Mammoth retailer Wal-Mart has a sophisticated and well-staffed real estate division to handle its complex commercial needs. A large battery of attorneys, CCIMs, property managers, and real estate practitioners deal with the burgeoning demands of site selection, acquisition, sales, and leases. Is Wal-Mart ready to enter the consumer real estate market? Or will it wait to posture itself as a banker first?
In a response to the TheREALTYgram Blogger, Larry Patrick, Wal-Mart Economic Development Manager, said, "The only reason we are in the real estate business is to manage our own real estate holdings through the stores and distribution centers, we sell or re-tenant our vacant properties as soon as possible after we relocate, we have no commercial or residential real estate."

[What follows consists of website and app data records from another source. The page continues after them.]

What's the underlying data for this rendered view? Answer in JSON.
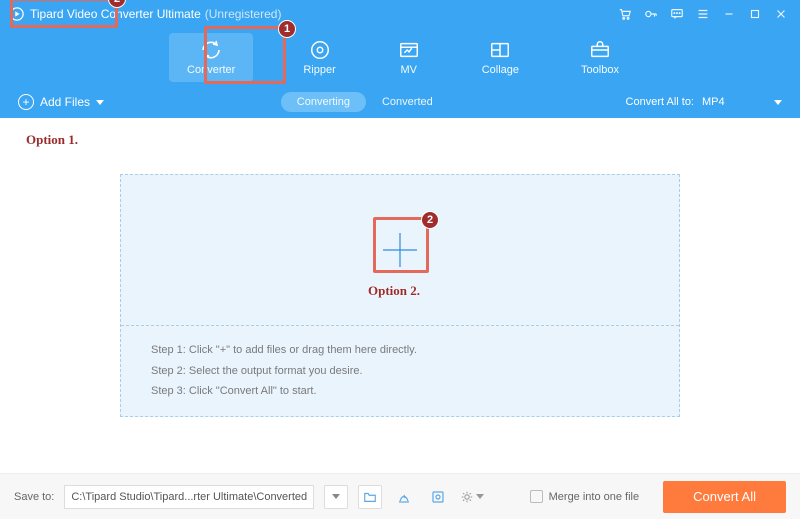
{
  "title": {
    "product": "Tipard Video Converter Ultimate",
    "registration": "(Unregistered)"
  },
  "nav": {
    "items": [
      {
        "label": "Converter",
        "active": true
      },
      {
        "label": "Ripper"
      },
      {
        "label": "MV"
      },
      {
        "label": "Collage"
      },
      {
        "label": "Toolbox"
      }
    ]
  },
  "subbar": {
    "add_files_label": "Add Files",
    "tabs": {
      "converting": "Converting",
      "converted": "Converted"
    },
    "convert_all_to_label": "Convert All to:",
    "format": "MP4"
  },
  "dropzone": {
    "steps": [
      "Step 1: Click \"+\" to add files or drag them here directly.",
      "Step 2: Select the output format you desire.",
      "Step 3: Click \"Convert All\" to start."
    ]
  },
  "bottombar": {
    "save_to_label": "Save to:",
    "save_to_path": "C:\\Tipard Studio\\Tipard...rter Ultimate\\Converted",
    "merge_label": "Merge into one file",
    "convert_all_label": "Convert All"
  },
  "annotations": {
    "badge1": "1",
    "badge2": "2",
    "option1": "Option 1.",
    "option2": "Option 2."
  }
}
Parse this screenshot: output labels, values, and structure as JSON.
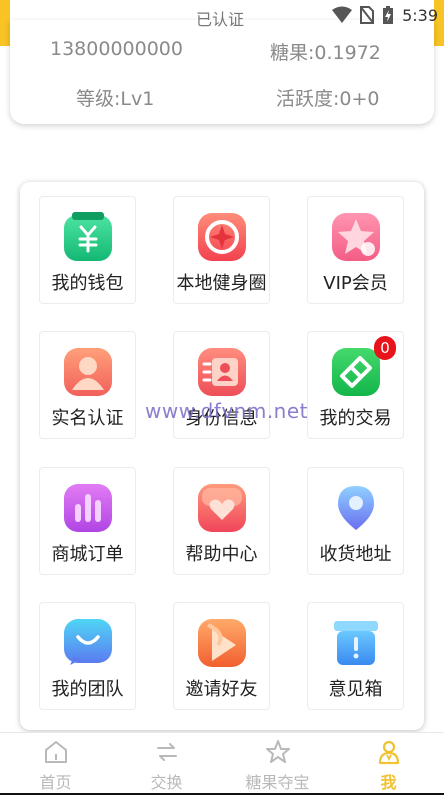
{
  "status_bar": {
    "center_text": "已认证",
    "time": "5:39"
  },
  "profile": {
    "phone": "13800000000",
    "candy": "糖果:0.1972",
    "level": "等级:Lv1",
    "activity": "活跃度:0+0"
  },
  "grid": {
    "items": [
      {
        "label": "我的钱包",
        "icon": "wallet-icon"
      },
      {
        "label": "本地健身圈",
        "icon": "fitness-circle-icon"
      },
      {
        "label": "VIP会员",
        "icon": "vip-star-icon"
      },
      {
        "label": "实名认证",
        "icon": "user-verify-icon"
      },
      {
        "label": "身份信息",
        "icon": "id-card-icon"
      },
      {
        "label": "我的交易",
        "icon": "trade-icon",
        "badge": "0"
      },
      {
        "label": "商城订单",
        "icon": "orders-chart-icon"
      },
      {
        "label": "帮助中心",
        "icon": "help-heart-icon"
      },
      {
        "label": "收货地址",
        "icon": "location-pin-icon"
      },
      {
        "label": "我的团队",
        "icon": "team-chat-icon"
      },
      {
        "label": "邀请好友",
        "icon": "invite-play-icon"
      },
      {
        "label": "意见箱",
        "icon": "suggestion-box-icon"
      }
    ]
  },
  "watermark": "www.dfvnm.net",
  "bottom_nav": {
    "items": [
      {
        "label": "首页",
        "icon": "home-icon"
      },
      {
        "label": "交换",
        "icon": "exchange-icon"
      },
      {
        "label": "糖果夺宝",
        "icon": "star-icon"
      },
      {
        "label": "我",
        "icon": "user-icon",
        "active": true
      }
    ]
  },
  "colors": {
    "accent": "#f7c325",
    "active_nav": "#f1c232",
    "badge": "#e8141b"
  }
}
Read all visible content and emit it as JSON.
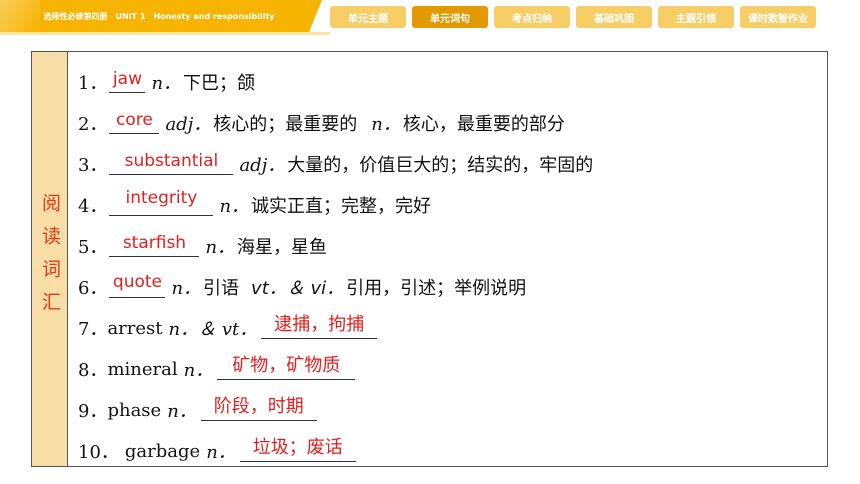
{
  "header": {
    "course_title": "选择性必修第四册　UNIT 1　Honesty and responsibility",
    "tabs": [
      {
        "label": "单元主题",
        "active": false
      },
      {
        "label": "单元词句",
        "active": true
      },
      {
        "label": "考点归纳",
        "active": false
      },
      {
        "label": "基础巩固",
        "active": false
      },
      {
        "label": "主题引领",
        "active": false
      },
      {
        "label": "课时数智作业",
        "active": false
      }
    ]
  },
  "colors": {
    "accent": "#F6B400",
    "active_tab": "#E39A00",
    "answer_red": "#E02020",
    "side_bg": "#F8DDA6"
  },
  "section": {
    "title": "阅读词汇"
  },
  "vocab": [
    {
      "num": "1．",
      "answer": "jaw",
      "pos": "n．",
      "meaning": "下巴；颌"
    },
    {
      "num": "2．",
      "answer": "core",
      "pos": "adj．",
      "meaning": "核心的；最重要的",
      "pos2": "n．",
      "meaning2": "核心，最重要的部分"
    },
    {
      "num": "3．",
      "answer": "substantial",
      "pos": "adj．",
      "meaning": "大量的，价值巨大的；结实的，牢固的"
    },
    {
      "num": "4．",
      "answer": "integrity",
      "pos": "n．",
      "meaning": "诚实正直；完整，完好"
    },
    {
      "num": "5．",
      "answer": "starfish",
      "pos": "n．",
      "meaning": "海星，星鱼"
    },
    {
      "num": "6．",
      "answer": "quote",
      "pos": "n．",
      "meaning": "引语",
      "pos2": "vt．＆ vi．",
      "meaning2": "引用，引述；举例说明"
    },
    {
      "num": "7．",
      "word": "arrest",
      "pos": "n．＆ vt．",
      "answer": "逮捕，拘捕"
    },
    {
      "num": "8．",
      "word": "mineral",
      "pos": "n．",
      "answer": "矿物，矿物质"
    },
    {
      "num": "9．",
      "word": "phase",
      "pos": "n．",
      "answer": "阶段，时期"
    },
    {
      "num": "10．",
      "word": "garbage",
      "pos": "n．",
      "answer": "垃圾；废话"
    }
  ]
}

The following offering on Wal-Mart's web site appeal may to a broader range of commercial buyer concerns: "Wal-Mart's experienced team of real estate professionals will work with you to find and renovate a building just for your needs in a proven location. Whether you are interested in a no-frills environment, efficient office space, successful retail setting, flexible classroom space or other community needs, we can help turn your vision into a reality,"
The company has a highly sophisticated Internet property information platform. Check Wal-Mart properties for sale. It is using the services of two large commercial real estate brokerage companies, including a Coldwell Banker unit that was part of the Sears failed experiment with financial services in the 1980s and early 1990s. Interestingly, Jane Thompson, president of Wal-Mart's Financial Services, was once executive vice-president of Sears Roebuck's credit business.
It remains to be seen if Wal-Mart will become a major player in the real estate game. In the meantime, it sets its sights on banking business here and in Puerto Rico, and bloggers sound a cacophony of caution.
Retail giant Wal-Mart is sending shock waves through the financial world with recent forays into banking related services. Industry insiders report that the mighty vendor has commenced a series of acquisitions and partnerships that lay the groundwork for services ranging from checking and savings accounts, mortgages, car loans, and small business loans. "There's no question, they want to have a nationwide financial-services network. If they do, there's no doubt in my mind they'll be able to do to community banks the same thing they've done to the local grocery store and the local hardware store and the local clothing store," says Ronald K. Ence, vice-president of Independent Community Bankers of America.
Since banks have their eye on new income streams in the real estate market, we can only guess what Wal-Mart plans as its next logical step.